→ Task prompt:
Line count for "JSON": tally the lines of the records below that contain it, and give only that number.

→ Records provided:
-------

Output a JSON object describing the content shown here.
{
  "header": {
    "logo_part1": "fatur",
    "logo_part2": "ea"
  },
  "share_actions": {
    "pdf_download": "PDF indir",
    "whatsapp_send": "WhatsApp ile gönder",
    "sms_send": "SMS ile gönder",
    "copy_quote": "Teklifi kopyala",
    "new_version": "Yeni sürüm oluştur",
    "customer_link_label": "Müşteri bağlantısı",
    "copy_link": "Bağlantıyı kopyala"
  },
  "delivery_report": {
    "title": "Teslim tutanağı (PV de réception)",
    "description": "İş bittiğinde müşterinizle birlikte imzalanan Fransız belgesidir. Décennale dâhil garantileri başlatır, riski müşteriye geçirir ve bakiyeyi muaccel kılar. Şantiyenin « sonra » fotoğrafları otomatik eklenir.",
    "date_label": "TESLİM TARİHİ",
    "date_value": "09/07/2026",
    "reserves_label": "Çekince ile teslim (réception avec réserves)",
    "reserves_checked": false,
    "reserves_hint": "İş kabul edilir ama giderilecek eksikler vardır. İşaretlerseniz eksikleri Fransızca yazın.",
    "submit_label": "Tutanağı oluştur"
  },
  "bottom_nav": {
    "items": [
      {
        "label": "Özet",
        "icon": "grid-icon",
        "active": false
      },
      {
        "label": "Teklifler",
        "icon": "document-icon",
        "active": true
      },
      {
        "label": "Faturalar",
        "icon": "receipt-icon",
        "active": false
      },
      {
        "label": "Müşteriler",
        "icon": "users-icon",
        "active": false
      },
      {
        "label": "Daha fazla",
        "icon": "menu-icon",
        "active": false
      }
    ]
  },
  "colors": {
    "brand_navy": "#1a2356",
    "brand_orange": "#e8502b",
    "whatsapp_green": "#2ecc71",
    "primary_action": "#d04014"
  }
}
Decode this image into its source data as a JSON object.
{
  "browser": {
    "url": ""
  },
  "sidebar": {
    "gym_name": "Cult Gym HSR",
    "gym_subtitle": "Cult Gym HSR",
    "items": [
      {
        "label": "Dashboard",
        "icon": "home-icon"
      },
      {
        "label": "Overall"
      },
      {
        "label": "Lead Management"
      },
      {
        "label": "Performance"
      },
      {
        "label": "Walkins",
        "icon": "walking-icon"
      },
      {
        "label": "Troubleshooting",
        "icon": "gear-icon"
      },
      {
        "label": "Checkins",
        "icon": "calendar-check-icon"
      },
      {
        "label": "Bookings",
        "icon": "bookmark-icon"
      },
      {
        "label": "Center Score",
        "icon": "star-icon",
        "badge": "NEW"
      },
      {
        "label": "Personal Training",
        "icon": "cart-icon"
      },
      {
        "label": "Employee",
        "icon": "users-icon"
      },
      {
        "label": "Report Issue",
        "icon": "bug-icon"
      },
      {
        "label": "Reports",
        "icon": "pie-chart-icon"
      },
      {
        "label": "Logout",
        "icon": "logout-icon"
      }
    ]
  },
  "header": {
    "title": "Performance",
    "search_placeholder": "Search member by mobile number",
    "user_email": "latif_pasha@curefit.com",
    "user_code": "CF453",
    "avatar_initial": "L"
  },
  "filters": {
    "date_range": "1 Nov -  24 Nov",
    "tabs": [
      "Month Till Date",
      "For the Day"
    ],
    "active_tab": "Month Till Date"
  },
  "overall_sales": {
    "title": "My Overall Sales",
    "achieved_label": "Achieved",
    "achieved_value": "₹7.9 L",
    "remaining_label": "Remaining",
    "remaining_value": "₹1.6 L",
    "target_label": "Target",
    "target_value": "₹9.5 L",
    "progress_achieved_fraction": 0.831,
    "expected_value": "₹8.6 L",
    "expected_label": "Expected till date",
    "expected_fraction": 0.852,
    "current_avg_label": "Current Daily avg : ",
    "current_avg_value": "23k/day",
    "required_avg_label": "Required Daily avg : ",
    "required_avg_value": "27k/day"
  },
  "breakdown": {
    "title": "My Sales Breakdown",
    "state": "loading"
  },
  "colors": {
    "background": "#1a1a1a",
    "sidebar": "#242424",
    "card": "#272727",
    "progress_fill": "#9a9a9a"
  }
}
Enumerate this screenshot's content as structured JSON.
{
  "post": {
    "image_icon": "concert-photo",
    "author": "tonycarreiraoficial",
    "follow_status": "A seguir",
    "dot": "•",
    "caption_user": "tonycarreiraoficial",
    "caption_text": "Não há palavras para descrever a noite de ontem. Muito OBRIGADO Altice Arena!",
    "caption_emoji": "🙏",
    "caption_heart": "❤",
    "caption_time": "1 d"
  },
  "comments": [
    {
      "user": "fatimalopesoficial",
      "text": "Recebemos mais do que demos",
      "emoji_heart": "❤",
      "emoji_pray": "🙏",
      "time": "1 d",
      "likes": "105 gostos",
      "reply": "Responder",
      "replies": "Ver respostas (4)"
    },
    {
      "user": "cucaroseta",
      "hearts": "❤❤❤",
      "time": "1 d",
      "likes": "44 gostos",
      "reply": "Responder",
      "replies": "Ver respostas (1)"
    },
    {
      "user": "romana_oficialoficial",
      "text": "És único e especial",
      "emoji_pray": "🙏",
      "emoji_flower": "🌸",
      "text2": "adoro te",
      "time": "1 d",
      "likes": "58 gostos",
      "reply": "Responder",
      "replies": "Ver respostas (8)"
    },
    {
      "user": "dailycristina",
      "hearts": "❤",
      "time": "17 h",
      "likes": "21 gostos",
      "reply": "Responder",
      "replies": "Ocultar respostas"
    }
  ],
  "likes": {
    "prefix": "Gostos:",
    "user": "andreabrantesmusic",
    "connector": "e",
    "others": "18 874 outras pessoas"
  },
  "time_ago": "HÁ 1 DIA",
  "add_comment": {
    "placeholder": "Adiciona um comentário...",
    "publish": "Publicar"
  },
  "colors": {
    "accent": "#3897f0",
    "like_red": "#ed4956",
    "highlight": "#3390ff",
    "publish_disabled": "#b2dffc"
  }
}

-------

→ Solution below:
3